This is one of those hidden systems I told you about. A game like Grand Theft Auto: Vice City has gigabytes of art and sound, and the CPU only has a fraction of the memory, perhaps less than one hundred megabytes. Imagine the problem of getting a crowd of people out of a burning building. Left to their own devices, the crowd will panic, attempt to force themselves through every available exit, and only a small fraction of the people will escape alive.
Now imagine another scenario, where the evacuation was completely organized. The crowd would divide themselves into single file lines, each line going out the nearest exit. If the lines didn't cross, people could almost run. It would be very likely that even a large building could be completely evacuated.
This analogy works well for game resources. The burning building is your optical media, and the doors are the limited bandwidth you have for streaming this media. The bits on the disk represent the crowd.

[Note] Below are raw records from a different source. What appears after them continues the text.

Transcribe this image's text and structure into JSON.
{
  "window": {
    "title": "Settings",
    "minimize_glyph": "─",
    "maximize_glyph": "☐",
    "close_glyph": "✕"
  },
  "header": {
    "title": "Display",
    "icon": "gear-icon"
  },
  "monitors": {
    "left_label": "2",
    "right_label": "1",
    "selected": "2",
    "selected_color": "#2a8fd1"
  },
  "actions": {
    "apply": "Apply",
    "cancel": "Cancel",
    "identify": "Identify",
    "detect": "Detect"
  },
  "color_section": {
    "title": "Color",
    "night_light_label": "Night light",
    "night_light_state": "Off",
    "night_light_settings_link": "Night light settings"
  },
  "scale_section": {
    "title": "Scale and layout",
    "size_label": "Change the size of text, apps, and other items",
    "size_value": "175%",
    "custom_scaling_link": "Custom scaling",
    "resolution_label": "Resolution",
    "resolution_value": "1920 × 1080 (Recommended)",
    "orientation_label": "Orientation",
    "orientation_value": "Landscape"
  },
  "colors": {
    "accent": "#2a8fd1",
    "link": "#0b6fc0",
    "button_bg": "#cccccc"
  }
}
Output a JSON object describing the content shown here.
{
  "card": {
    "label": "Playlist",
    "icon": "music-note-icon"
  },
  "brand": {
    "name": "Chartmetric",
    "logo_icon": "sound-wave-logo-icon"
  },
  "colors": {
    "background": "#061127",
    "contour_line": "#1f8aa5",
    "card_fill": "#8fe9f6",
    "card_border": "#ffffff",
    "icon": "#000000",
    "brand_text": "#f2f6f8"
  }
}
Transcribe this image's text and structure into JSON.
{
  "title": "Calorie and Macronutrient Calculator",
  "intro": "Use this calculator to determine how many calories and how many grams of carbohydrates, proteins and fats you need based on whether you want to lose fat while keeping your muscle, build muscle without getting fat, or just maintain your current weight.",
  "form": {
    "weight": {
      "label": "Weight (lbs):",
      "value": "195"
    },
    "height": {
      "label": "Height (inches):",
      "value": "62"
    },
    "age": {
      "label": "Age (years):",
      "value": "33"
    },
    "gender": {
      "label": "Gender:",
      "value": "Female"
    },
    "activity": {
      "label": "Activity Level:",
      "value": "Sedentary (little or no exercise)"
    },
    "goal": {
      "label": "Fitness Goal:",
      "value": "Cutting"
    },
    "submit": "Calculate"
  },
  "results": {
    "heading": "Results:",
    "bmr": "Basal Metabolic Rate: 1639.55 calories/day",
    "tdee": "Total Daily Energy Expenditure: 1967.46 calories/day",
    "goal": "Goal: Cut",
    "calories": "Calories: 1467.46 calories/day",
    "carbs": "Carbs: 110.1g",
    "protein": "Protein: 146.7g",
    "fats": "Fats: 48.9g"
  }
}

Your job is to figure out a way to get as many of the bits from the optical media into memory in the shortest possible time. That's not the entire problem, though. A resource cache is exactly what the name implies—commonly used assets like the graphic for a mouse pointer are always in memory, and rarely used assets like the cinematic endgame are only in memory while it's playing, and most likely only a piece of it at that.
The resource cache manages assets like these in a way that fools the game into thinking that they are always in memory. If everything works well the game will never have to wait for anything, since the resource cache should be smart enough to predict which assets will be used and load them before they are needed.
Every now and then the cache might miscalculate and suffer a cache miss. Depending on the resource, the game might be able to continue without it until it has been loaded, such as the graphics for an object in the far distance. In that case the graphic can fade in once it is safely in memory. In other cases, the game isn't so lucky, such as a missing audio file for a character's lines. Since they are synched to the facial animations, the game has to wait until the audio is loaded before the character can begin speaking.
So, it's not enough to write a little cache that knows whether resources exist in memory at the moment they are needed. It has to be clever, predicting the future to some extent and even providing the game with a backup in case the cache suffers a miss.